Id. at 884-85. Because this case dealt with a motion to suppress evidence rather than testimonial privileges, the above-quoted language is dicta.
Hence, the Court concludes that reason and experience, as well as the public interest, are best served by the recognition of some form of a parent-child privilege. Despite the Court's recognition of the existence of a parent-child privilege, however, the subpoena in this case is not quashed outright for two reasons (although the Court leaves open the possibility that objections might later be raised and heard on this ground). First, assuming that any judicially recognized privilege in the context of parent-child relations would be similar to the marital communications privilege,

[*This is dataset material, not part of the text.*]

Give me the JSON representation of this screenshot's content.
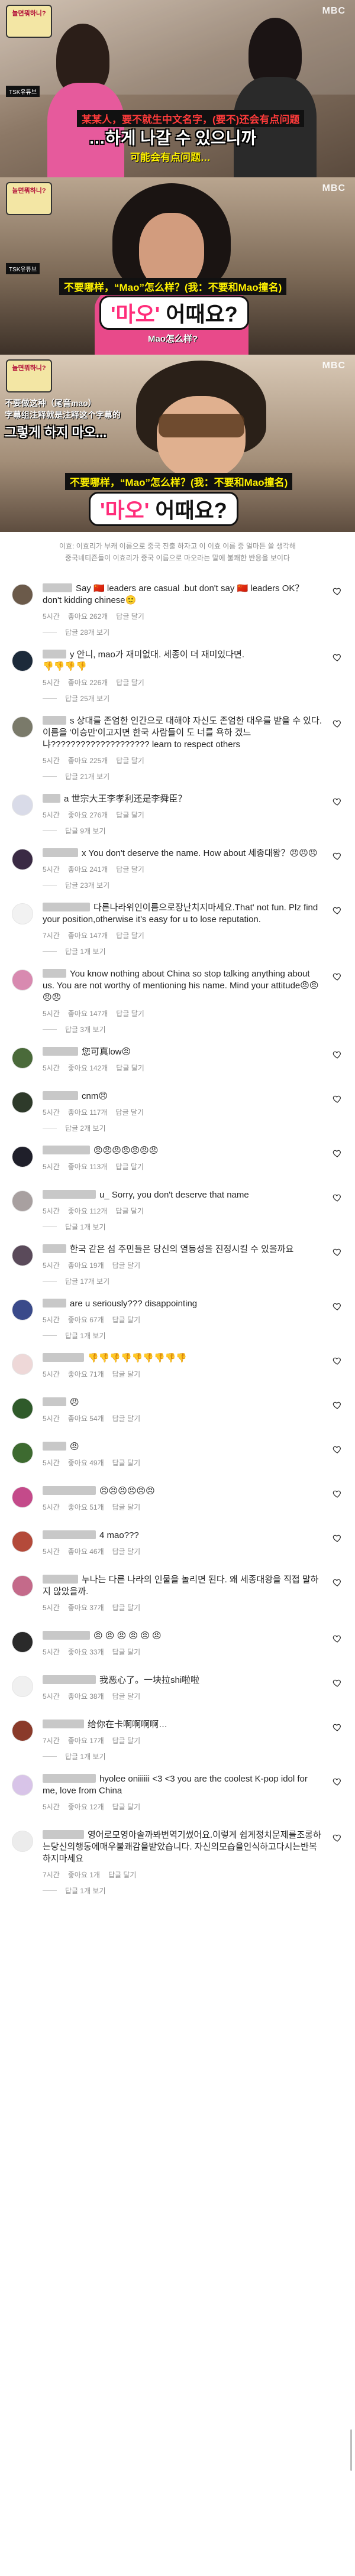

The second reason for not quashing the subpoena outright is that the parties represented that the Unemancipated Minor Child was a target of the grand jury investigation, as were other people besides his father. Hence, the Unemancipated Minor Child might be questioned on topics not related to his communications with his father or asked
The Unemancipated Minor Child's Motion to Quash Subpoena
Second, a jointly held confidential communications privilege may be asserted by a parent or child when either is a party to any proceeding, including those before a grand jury. Id. at § 103. Exceptions to the privilege exist where the parent and child are opposing parties, jointly involved in criminal activity, or where the parent or child is a party in any criminal or juvenile proceeding, if the basis of the proceeding is alleged acts committed against the person or property of a family member. Id.